In an Oscar year that seems to be seeing an uncharacteristic dearth in competitive female performances, the male categories seem unusually, but pleasantly, crowded with so many possibilities. And while most of the significant female performances have already been seen (the few exceptions include Julia Roberts of Charlie Wilson's War, Halle Berry of Things We Lost in the Fire, and Giovanna Mezzogiorno of Love in the Time of Cholera), strong vehicles for male performances (the aforementioned three films, American Gangster, There Will Be Blood, Sweeney Todd, etc.) have yet to come out. The Best Actor and Best Supporting Actor races are shaping up to be the most exciting categories to watch for this year.
My current predicted nominees for the Best Actor race are Daniel Day Lewis (There Will Be Blood), Tom Hanks (Charlie Wilson's War), Tommy Lee Jones (In the Valley of Elah), James McAvoy (Atonement), and Denzel Washington (American Gangster). Of these, only McAvoy and Jones are, as of this moment, safe bets. The other three could be replaced by a whole mob of potential nominees. Joaquin Phoenix (Reservation Road) and John Cusack (Grace is Gone) have had their buzz diminished for different reasons (failure of the film for Phoenix, failure to sustain buzz for Cusack). George Clooney (Michael Clayton) is a definite contender, with his characteristic clout in Hollywood and a film that was generally well received. The buzz for Philip Seymour Hoffman's turn in The Savages has a lot of people excited about how it plays out when the film is released to wider audiences later in the year. Johnny Depp may yet shine in Sweeney Todd: The Demon Barber of Fleet Street, and Javier Bardem may capitalize on his astounding success with No Country for Old Men (for which he's almost sure to get a nod for the supporting category) and get more attention with Love in the Time of Cholera.
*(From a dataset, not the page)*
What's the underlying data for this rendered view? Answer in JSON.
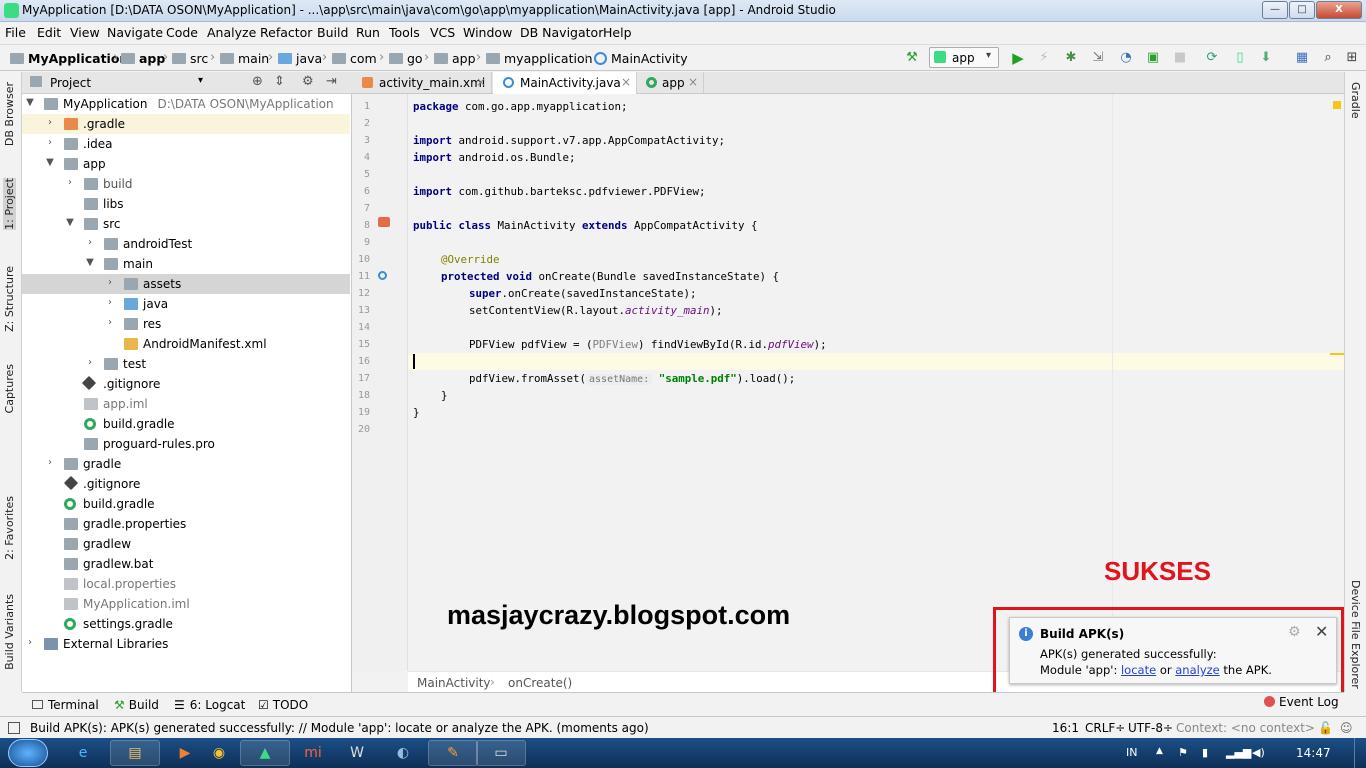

What makes this race so exciting, however, is the deluge of strong male performances from recent wide releases and Toronto hits. The acclaimed 3:10 to Yuma has lauded co-leads in Russell Crowe and Christian Bale. The Assassination of Jesse James by the Coward Robert Ford, also a critics' favorite, has Brad Pitt and Casey Affleck, though the latter would likely be placed in the supporting category. The victory of Eastern Promises in Toronto ups the chances of Viggo Mortensen for a first nomination, though how much it does so is unclear. Sean Penn directs Emile Hirsch in Into the Wild to a possible first nom of his own. And before we can say, "Whoa, there's too many of them already," Before the Devil Knows You're Dead swoops in from outside the radar with Philip Seymour Hoffman and Ethan Hawke looking at awards consideration. Any of these could end up as nominees.
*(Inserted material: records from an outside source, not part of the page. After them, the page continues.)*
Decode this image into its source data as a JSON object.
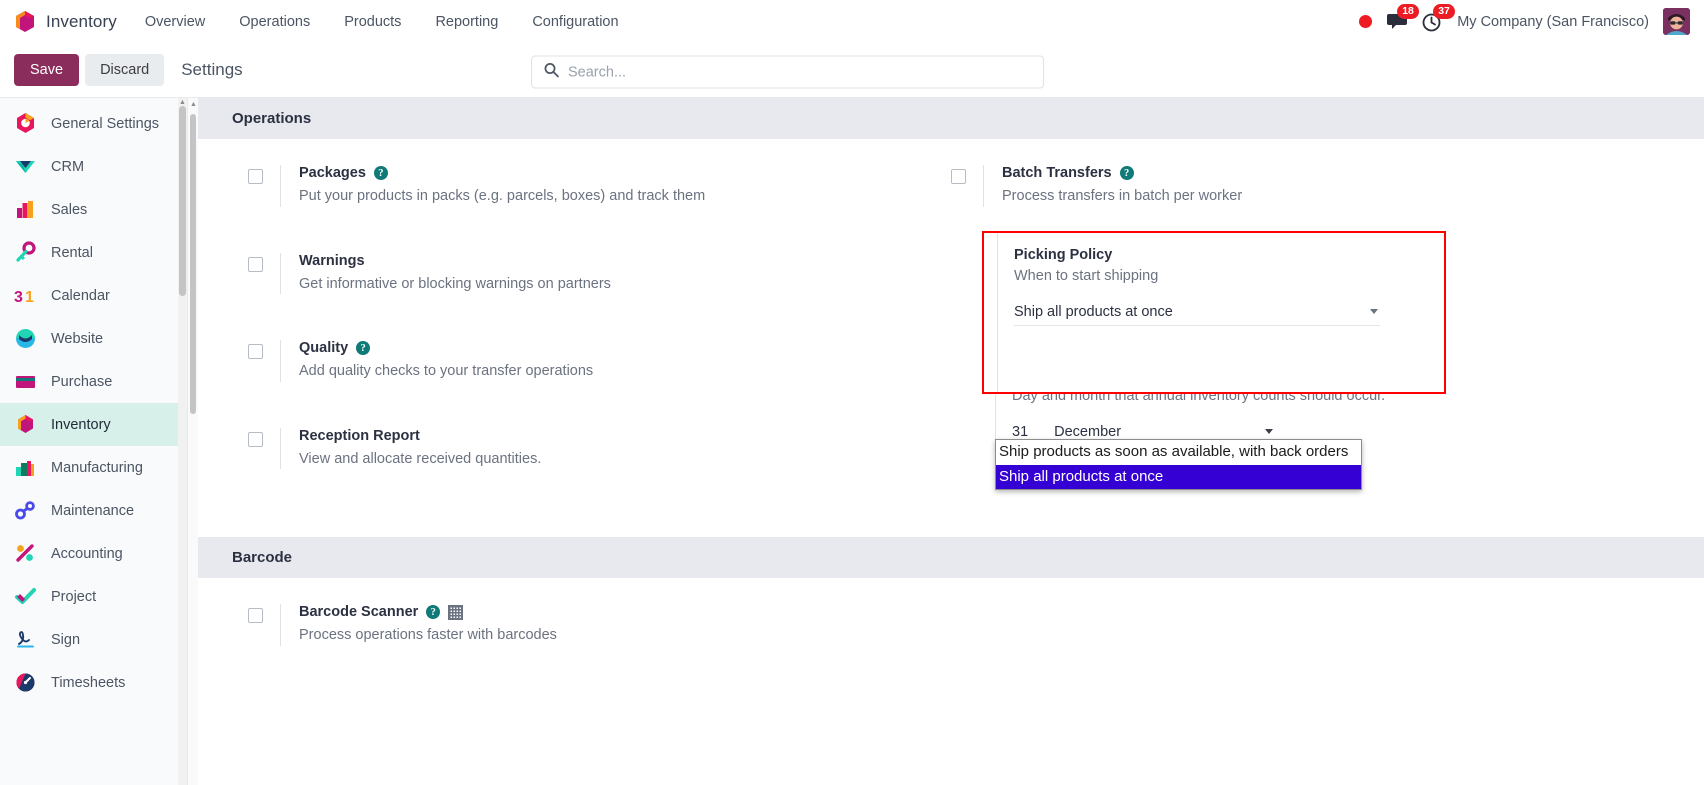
{
  "navbar": {
    "brand": "Inventory",
    "brand_icon": "inventory-hexagon-icon",
    "menu": [
      "Overview",
      "Operations",
      "Products",
      "Reporting",
      "Configuration"
    ],
    "status_dot_color": "#ed1c24",
    "messages_badge": "18",
    "activities_badge": "37",
    "company": "My Company (San Francisco)",
    "avatar": "user-avatar"
  },
  "control_panel": {
    "save_label": "Save",
    "discard_label": "Discard",
    "page_title": "Settings",
    "search_placeholder": "Search...",
    "search_value": ""
  },
  "sidebar": {
    "items": [
      {
        "label": "General Settings",
        "icon": "settings-app-icon",
        "active": false
      },
      {
        "label": "CRM",
        "icon": "crm-app-icon",
        "active": false
      },
      {
        "label": "Sales",
        "icon": "sales-app-icon",
        "active": false
      },
      {
        "label": "Rental",
        "icon": "rental-app-icon",
        "active": false
      },
      {
        "label": "Calendar",
        "icon": "calendar-app-icon",
        "active": false
      },
      {
        "label": "Website",
        "icon": "website-app-icon",
        "active": false
      },
      {
        "label": "Purchase",
        "icon": "purchase-app-icon",
        "active": false
      },
      {
        "label": "Inventory",
        "icon": "inventory-app-icon",
        "active": true
      },
      {
        "label": "Manufacturing",
        "icon": "manufacturing-app-icon",
        "active": false
      },
      {
        "label": "Maintenance",
        "icon": "maintenance-app-icon",
        "active": false
      },
      {
        "label": "Accounting",
        "icon": "accounting-app-icon",
        "active": false
      },
      {
        "label": "Project",
        "icon": "project-app-icon",
        "active": false
      },
      {
        "label": "Sign",
        "icon": "sign-app-icon",
        "active": false
      },
      {
        "label": "Timesheets",
        "icon": "timesheets-app-icon",
        "active": false
      }
    ]
  },
  "sections": {
    "operations": {
      "header": "Operations",
      "packages": {
        "title": "Packages",
        "desc": "Put your products in packs (e.g. parcels, boxes) and track them",
        "checked": false,
        "has_help": true
      },
      "warnings": {
        "title": "Warnings",
        "desc": "Get informative or blocking warnings on partners",
        "checked": false,
        "has_help": false
      },
      "quality": {
        "title": "Quality",
        "desc": "Add quality checks to your transfer operations",
        "checked": false,
        "has_help": true
      },
      "reception_report": {
        "title": "Reception Report",
        "desc": "View and allocate received quantities.",
        "checked": false,
        "has_help": false
      },
      "batch_transfers": {
        "title": "Batch Transfers",
        "desc": "Process transfers in batch per worker",
        "checked": false,
        "has_help": true
      },
      "picking_policy": {
        "title": "Picking Policy",
        "desc": "When to start shipping",
        "selected": "Ship all products at once",
        "options": [
          "Ship products as soon as available, with back orders",
          "Ship all products at once"
        ],
        "highlight_color": "#ff0000",
        "option_highlight_color": "#3500d3"
      },
      "annual_inventory": {
        "desc": "Day and month that annual inventory counts should occur.",
        "day": "31",
        "month": "December"
      }
    },
    "barcode": {
      "header": "Barcode",
      "barcode_scanner": {
        "title": "Barcode Scanner",
        "desc": "Process operations faster with barcodes",
        "checked": false,
        "has_help": true,
        "has_grid_icon": true
      }
    }
  }
}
My predicted Best Supporting Actor nominees are currently Affleck, Bardem, Paul Dano (There Will Be Blood), Benicio del Toro (Things We Lost in the Fire), and Tom Wilkinson (Michael Clayton). I'm least confident about the nods for del Toro and Dano, though the Academy likes the former enough (for a nom and a win) and the latter could be propelled by a highly probably nomination for his co-star Day Lewis. Wilkinson's role is too juicy to ignore, as are Bardem's and Affleck's. Hoffman's turn in Charlie Wilson's War has big potential to make him a major contender at year's end. Ben Foster might be given a shot at a first nom with 3:10 to Yuma. Philip Bosco could sneak in by playing the ailing patriarch in The Savages. Maybe oft-ignored Mark Ruffalo could bypass his film's bad reviews even if Phoenix can't. People are all a-buzz about Hal Holbrook in Into the Wild even more than they are about Hirsch in that film. Former nominee Armin Mueller-Stahl could get in for Eastern Promises. Will people remember John Travolta's antics in the well received Hairspray? Alan Rickman could be a scene-stealer in Sweeney Todd, as could Dustin Hoffman in Mr. Magorium's Wonder Emporium (he is Mr. Magorium, after all). And what about Hawke's co-lead performance in Devil (it can pit him here against co-star Albert Finney), and Crowe's own in American Gangster?
These are the types of races that make Oscar enthusiasts' hobby of predicting nominees so difficult and yet so fun and rewarding at the same time. Bring it on!